Eating healthy, nutritious food is important at every stage in your life. However, during pregnancy there are specific demands for particular nutrients. Iron, calcium, iodine and folic acid are needed in higher amounts.
Following a varied and balanced pregnancy diet will help to provide your body with sufficient vitamins and minerals. But even with the best diet, you will need to take specific supplements to meet your own and your baby's needs.
All pregnant women are advised to take folic acid supplements for at least one month before conceiving and for the first three months of their pregnancy. This mineral is essential for the healthy development of the baby's neural tube.
Speak with your healthcare professional before taking any supplements, to ensure they are safe to take during pregnancy. And check here for specific information about folic acid recommendations.
Benefits of folic acid in pregnancy
Folic acid is the supplement form of the vitamin, folate. It is a B-group vitamin found in a variety of fresh foods.
Primarily, in early pregnancy folic acid helps protect babies from developing neural tube defects. The neural tube will form two of your baby's most important body parts their brain and spinal cord. It is vital that pregnant women are receiving the recommended dose of this important vitamin.
When taken for one month before conception and in the first trimester, folic acid may also help to protect your baby against having a low birth weight and growing poorly in the womb.
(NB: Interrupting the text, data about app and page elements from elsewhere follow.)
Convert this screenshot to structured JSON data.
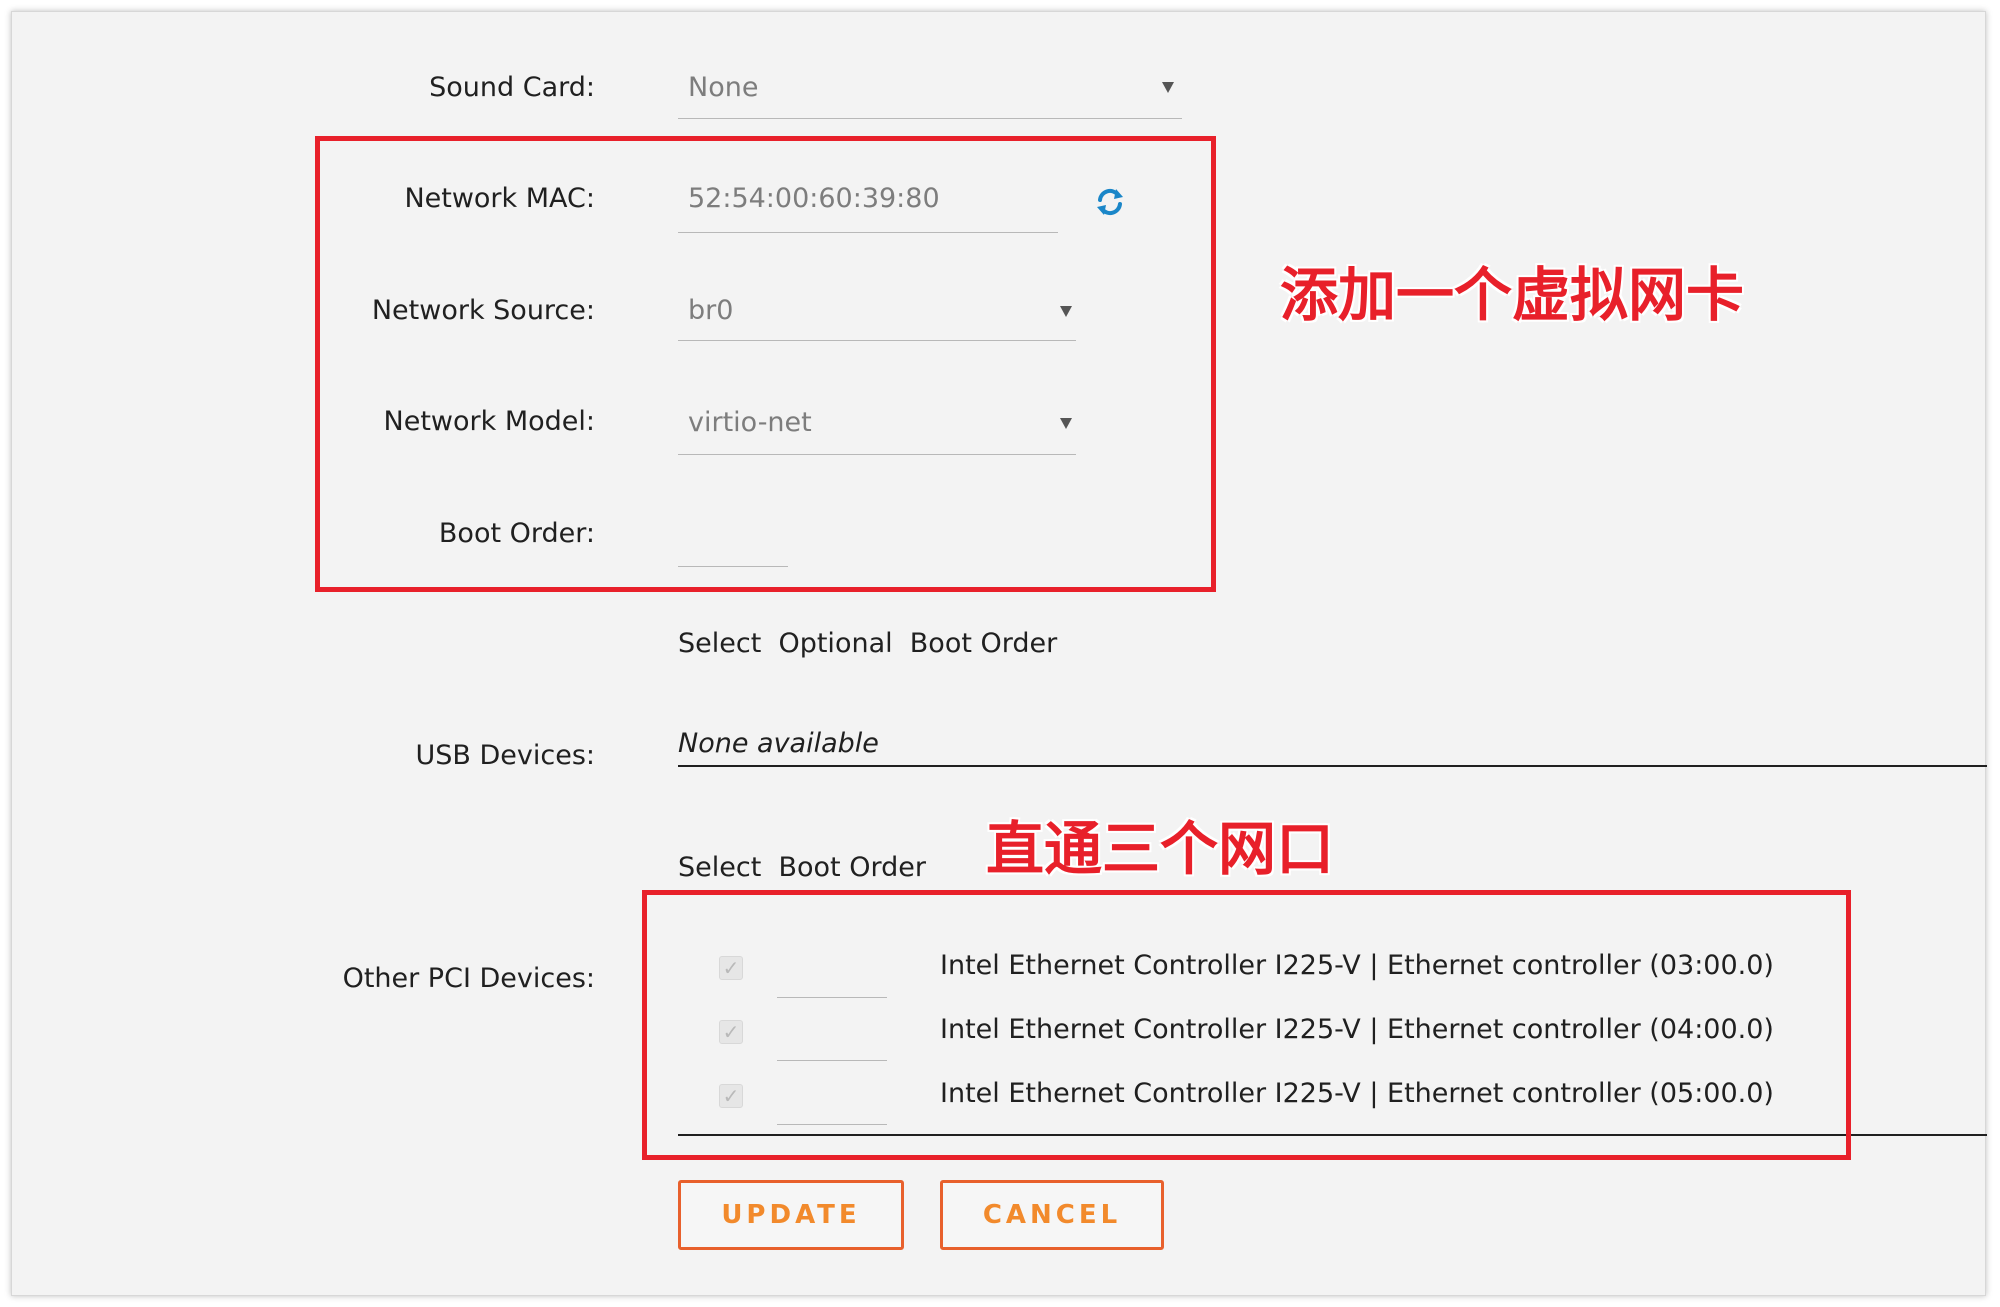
{
  "form": {
    "sound_card": {
      "label": "Sound Card:",
      "value": "None"
    },
    "network_mac": {
      "label": "Network MAC:",
      "value": "52:54:00:60:39:80",
      "refresh_icon": "refresh-icon"
    },
    "network_source": {
      "label": "Network Source:",
      "value": "br0"
    },
    "network_model": {
      "label": "Network Model:",
      "value": "virtio-net"
    },
    "boot_order": {
      "label": "Boot Order:",
      "value": ""
    },
    "boot_hint": "Select  Optional  Boot Order",
    "usb_devices": {
      "label": "USB Devices:",
      "value": "None available"
    },
    "pci_header": "Select  Boot Order",
    "pci": {
      "label": "Other PCI Devices:",
      "devices": [
        {
          "name": "Intel Ethernet Controller I225-V | Ethernet controller (03:00.0)",
          "checked": true
        },
        {
          "name": "Intel Ethernet Controller I225-V | Ethernet controller (04:00.0)",
          "checked": true
        },
        {
          "name": "Intel Ethernet Controller I225-V | Ethernet controller (05:00.0)",
          "checked": true
        }
      ]
    },
    "buttons": {
      "update": "UPDATE",
      "cancel": "CANCEL"
    }
  },
  "annotations": {
    "virtual_nic": "添加一个虚拟网卡",
    "passthrough": "直通三个网口",
    "color": "#e8202a"
  }
}
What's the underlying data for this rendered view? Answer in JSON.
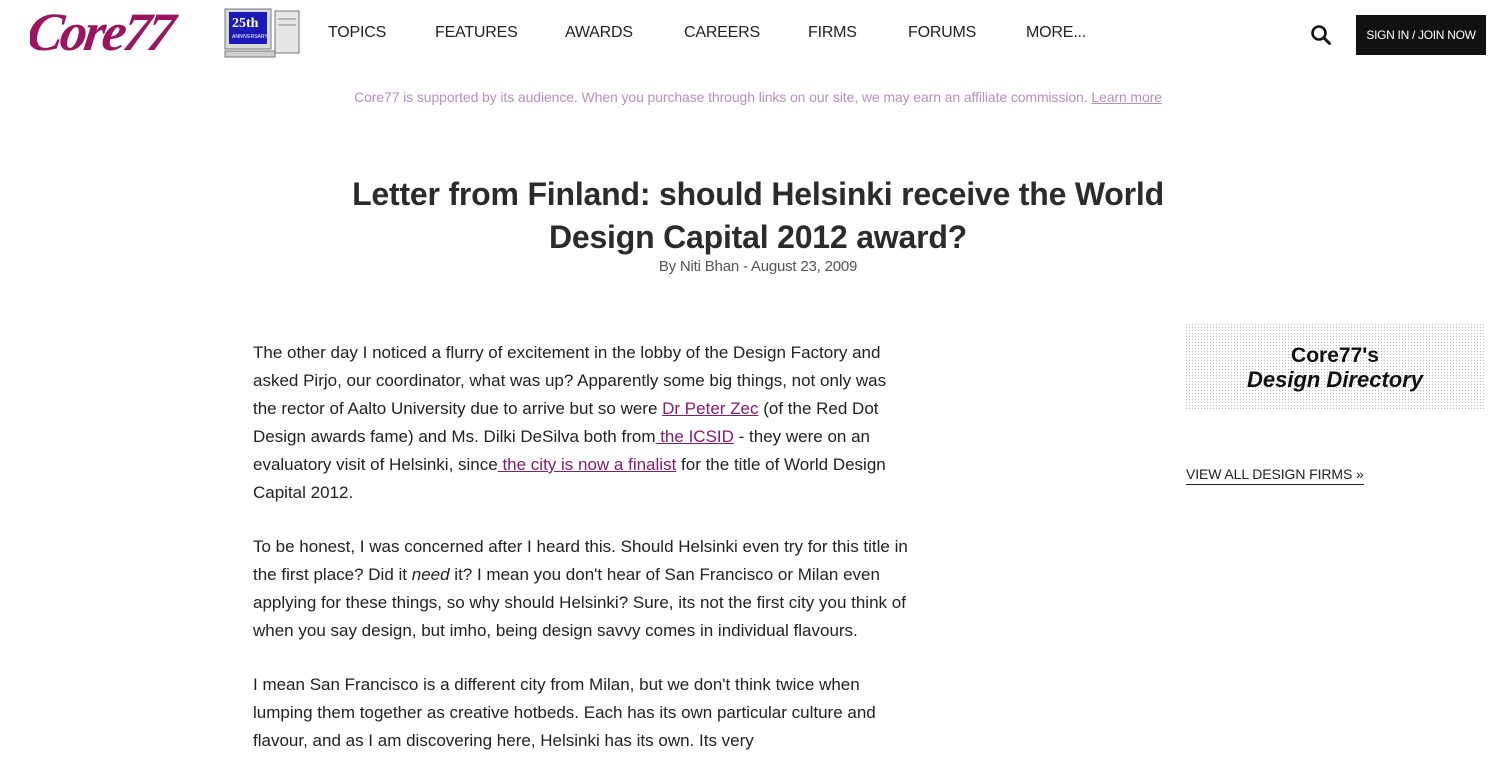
{
  "header": {
    "logo_text": "Core77",
    "badge_text": "25th",
    "nav": [
      "TOPICS",
      "FEATURES",
      "AWARDS",
      "CAREERS",
      "FIRMS",
      "FORUMS",
      "MORE..."
    ],
    "signin_label": "SIGN IN / JOIN NOW"
  },
  "affiliate": {
    "text": "Core77 is supported by its audience. When you purchase through links on our site, we may earn an affiliate commission. ",
    "link": "Learn more"
  },
  "article": {
    "title": "Letter from Finland: should Helsinki receive the World Design Capital 2012 award?",
    "byline": "By Niti Bhan - August 23, 2009",
    "p1": {
      "t1": "The other day I noticed a flurry of excitement in the lobby of the Design Factory and asked Pirjo, our coordinator, what was up? Apparently some big things, not only was the rector of Aalto University due to arrive but so were ",
      "link1": "Dr Peter Zec",
      "t2": " (of the Red Dot Design awards fame) and Ms. Dilki DeSilva both from",
      "link2": " the ICSID",
      "t3": " - they were on an evaluatory visit of Helsinki, since",
      "link3": " the city is now a finalist",
      "t4": " for the title of World Design Capital 2012."
    },
    "p2": {
      "t1": "To be honest, I was concerned after I heard this. Should Helsinki even try for this title in the first place? Did it ",
      "em": "need",
      "t2": " it? I mean you don't hear of San Francisco or Milan even applying for these things, so why should Helsinki? Sure, its not the first city you think of when you say design, but imho, being design savvy comes in individual flavours."
    },
    "p3": "I mean San Francisco is a different city from Milan, but we don't think twice when lumping them together as creative hotbeds. Each has its own particular culture and flavour, and as I am discovering here, Helsinki has its own. Its very"
  },
  "sidebar": {
    "dir_line1": "Core77's",
    "dir_line2": "Design Directory",
    "view_all": "VIEW ALL DESIGN FIRMS »"
  },
  "colors": {
    "brand": "#9b1461",
    "link": "#8a1a6b",
    "affiliate": "#b88fc0"
  },
  "icons": {
    "search": "search-icon"
  }
}
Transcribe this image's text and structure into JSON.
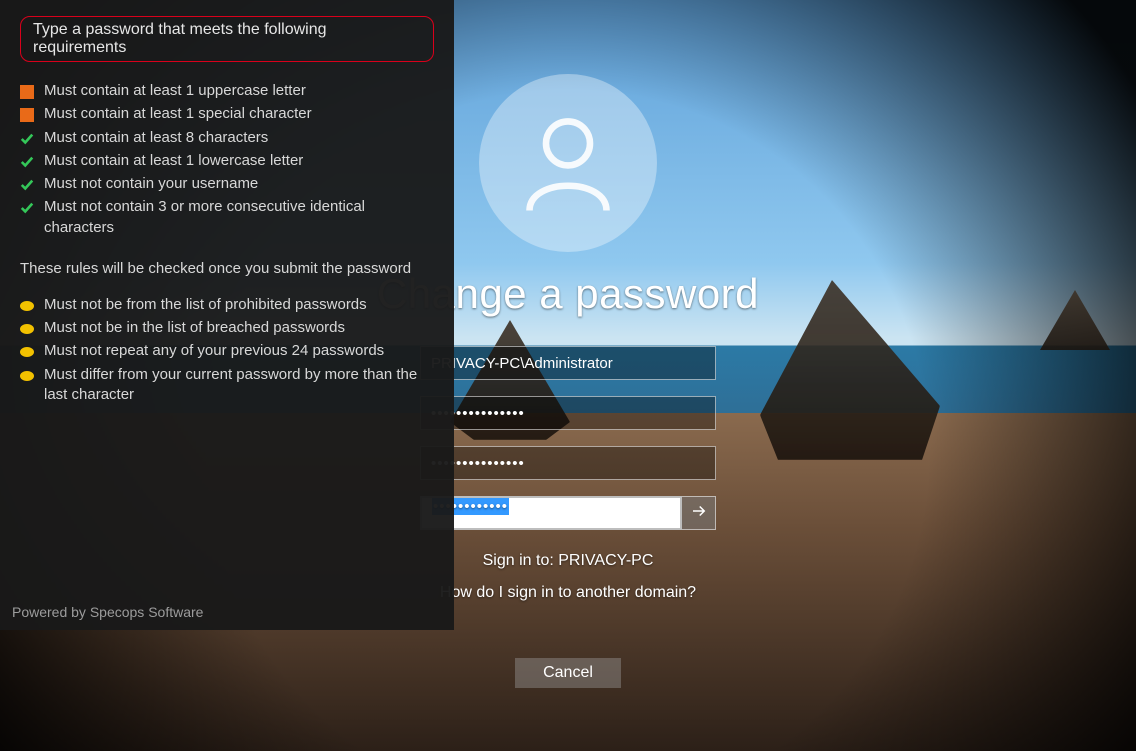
{
  "sidebar": {
    "header": "Type a password that meets the following requirements",
    "live_rules": [
      {
        "status": "fail",
        "text": "Must contain at least 1 uppercase letter"
      },
      {
        "status": "fail",
        "text": "Must contain at least 1 special character"
      },
      {
        "status": "pass",
        "text": "Must contain at least 8 characters"
      },
      {
        "status": "pass",
        "text": "Must contain at least 1 lowercase letter"
      },
      {
        "status": "pass",
        "text": "Must not contain your username"
      },
      {
        "status": "pass",
        "text": "Must not contain 3 or more consecutive identical characters"
      }
    ],
    "submit_note": "These rules will be checked once you submit the password",
    "submit_rules": [
      {
        "status": "pending",
        "text": "Must not be from the list of prohibited passwords"
      },
      {
        "status": "pending",
        "text": "Must not be in the list of breached passwords"
      },
      {
        "status": "pending",
        "text": "Must not repeat any of your previous 24 passwords"
      },
      {
        "status": "pending",
        "text": "Must differ from your current password by more than the last character"
      }
    ],
    "powered_by": "Powered by Specops Software"
  },
  "main": {
    "title": "Change a password",
    "username": "PRIVACY-PC\\Administrator",
    "old_password_mask": "•••••••••••••••",
    "new_password_mask": "•••••••••••••••",
    "confirm_password_mask": "••••••••••••",
    "sign_in_to_label": "Sign in to: ",
    "sign_in_to_value": "PRIVACY-PC",
    "other_domain": "How do I sign in to another domain?",
    "cancel": "Cancel"
  },
  "colors": {
    "fail": "#e96a18",
    "pass": "#34c759",
    "pending": "#f2c100",
    "header_border": "#d9001b"
  }
}
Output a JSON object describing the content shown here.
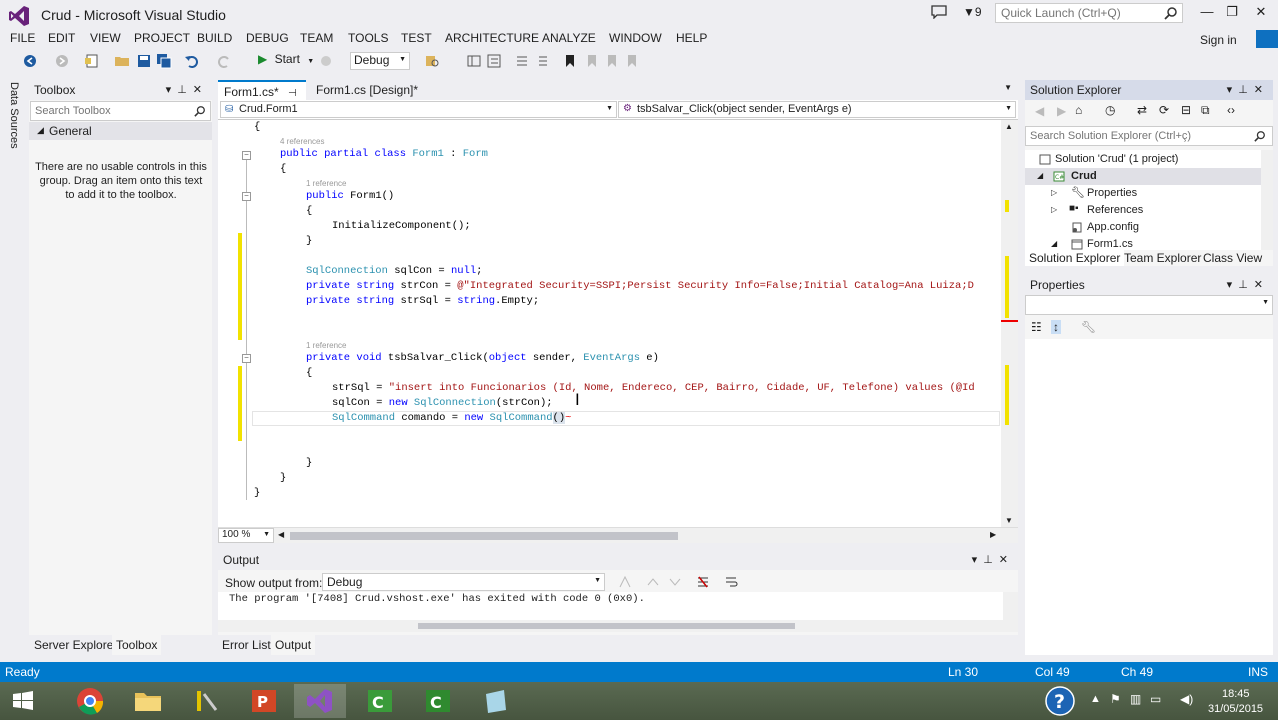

If you are planning to conceive, it's a good idea to start taking a folic acid supplement before you conceive. Building up your levels of this essential vitamin will help to give your little one a great start in the womb. In fact, folic acid is so important in the first trimester of pregnancy that many researchers say all women of child bearing age should be taking supplements, even if they aren t planning a baby. This is why folic acid is added to many common foods such as bread and breakfast cereals.
During the first three months of pregnancy, a daily folic acid supplement is also recommended. It's important to follow a healthy pregnancy diet including foods that are naturally rich in folate as well.
Folic acid supplements in Australia and New Zealand
In Australia and New Zealand, you can buy folic acid supplements over the counter from pharmacies. Sometimes folic acid is included in multi-vitamin supplements; however, the dose can be lower than the recommended amount for preconception and early pregnancy.
The recommended daily dose of folic acid supplement for pregnant women is 0.5 mg. However, some women need to take a higher dose, up to 5 mg of folate each day, particularly those at risk of having a pregnancy affected by a neural tube defect. Women who are taking medication for epilepsy may also need to take a higher dose. Check with your doctor and/or maternity care provider about what dose is right for you.
Specific folic acid supplements and some pregnancy vitamins generally contain an adequate dose of folic acid. Other multi vitamins might not contain the right amount so always check the label.
If you haven t already done so, double check with your healthcare professional that any supplement you take is giving you the right amounts of the nutrients you need. Not all pregnancy supplements are created equal and each one will contain varying levels of different vitamins. Finding a supplement that suits your unique needs is crucial.
Foods high in folate
Adding folate-rich foods to your pregnancy diet is another way of meeting your nutritional needs during pregnancy. These are some of the best sources of folate:
- Green leafy vegetables
- Brussels sprouts
- Chick peas
- Dried beans
- Bran flakes
- Citrus fruits including oranges and orange juice
- Wheat germ
- Wholegrain bread
- Bread and cereal products fortified with folic acid
Reviewed and edited by Jane Barry, midwife and child health nurse on 3 June 2021.
Last Published* November, 2021
*Please note that the published date may not be the same as the date that the content was created and that information above may have changed since.